There will be at least one other candidate there. During the debate I will not be speaking of my workplace, pitting people against each other, implying any particular role in society makes someone above the law, or invalidating others’ rights. (The first three videos below are from Cris Ericson’s YouTube Channel and the last is from Vermont PBS’ ‘Vermont Votes 2016 Gubernatorial Debate.)
Martin Cohn’s ‘Meet the Candidates’ (09/15)
I really enjoyed meeting and interviewing with Martin Cohn this morning for his “Meet the Candidates” program on Brattleboro TV. See the interview here.
Thank you Brattleboro Reformer (09/12)
Thank you Brattleboro Reformer for publishing my Letter to the Editor (and moreover for calling it my vision – I like it!). I’d also seen that the Chester Telegraph had published it as well so a belated thank you to them too.
Keep Vermont Weird – Let’s go yellow.
Old News – from Bush v. Gore on Wikipedia – 2000 was also sad (08/21)
H. Brooke Paige – The Man Who Has a Tendency to Sue (08/19/20)
But besides that, he could well really be more interested in Money and Religion than Politics at all in the end. Below is a picture of part of his comments (from his personal Facebook page) on 08/15 about John Klar.
Here is video of a recent interview of David Herlihy, the Executive Director of Vermont’s Medical Practice Board and below are thoughts I had after watching it. https://www.vote802.com/davidherlihy

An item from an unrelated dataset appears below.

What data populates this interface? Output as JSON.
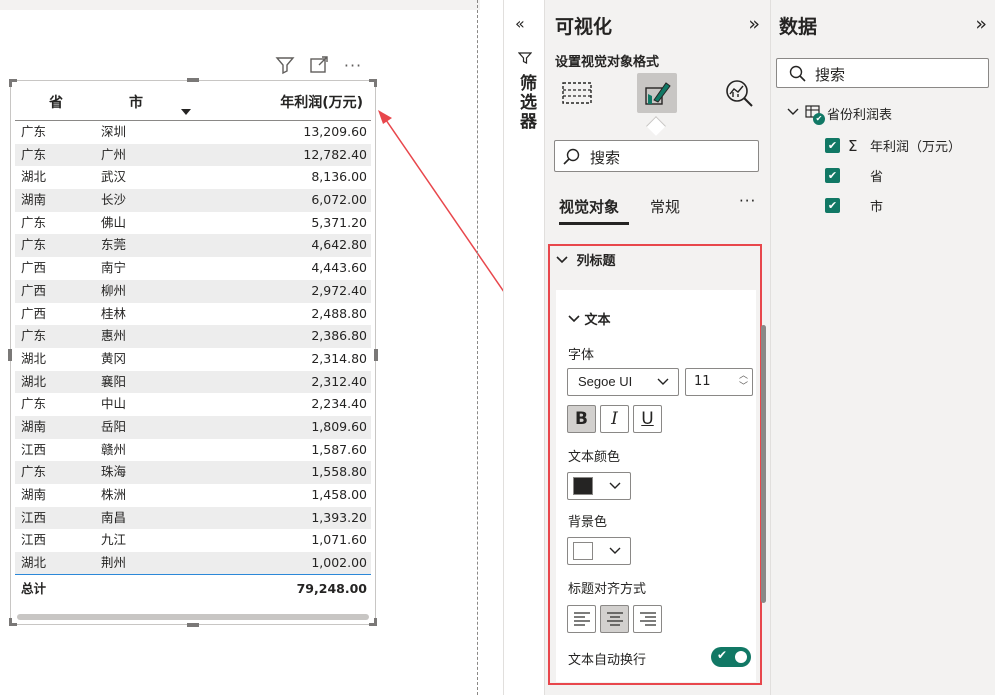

After watching this video I had a few thoughts relating to regulatory boards that review citizen complaints of professional service providers. These are my thoughts:
It seems to me that there is no good reason that complaints and the actions taken or not taken can’t be anonymized (e.g. “Doctor x said/did this and Patient x said/did this…”) and posted on the website publicly. This would be a valuable check on the board itself – leading to greater accountability.
Regarding my proposed web presence of professional service provider reviews (Seen in this video or in text format ): This functionality would lessen the need for professional service provider complaints made to boards. Citizens feel the need to provide a public service by making complaints – some of this could be served by my proposed initiative. There will surely be concerns by professional service providers – I have thoughts regarding what I imagine these would be and a valid response – 1) respondents’ (positive/neutral/negative) anonymous id will persist across responses – their history of responses across professional service providers will be visible as well and 2) I think there should be two response frameworks – one for up to six months after service provision and also one for more than six months after service provision – this way both short and long term effects of the service provision can be accounted for (if need be).
The id they get at service provision is a session id associated with the service provider and confirms the appointment was had. Their private personal id (and authentication) allows them to record their input and associate it with that appointment.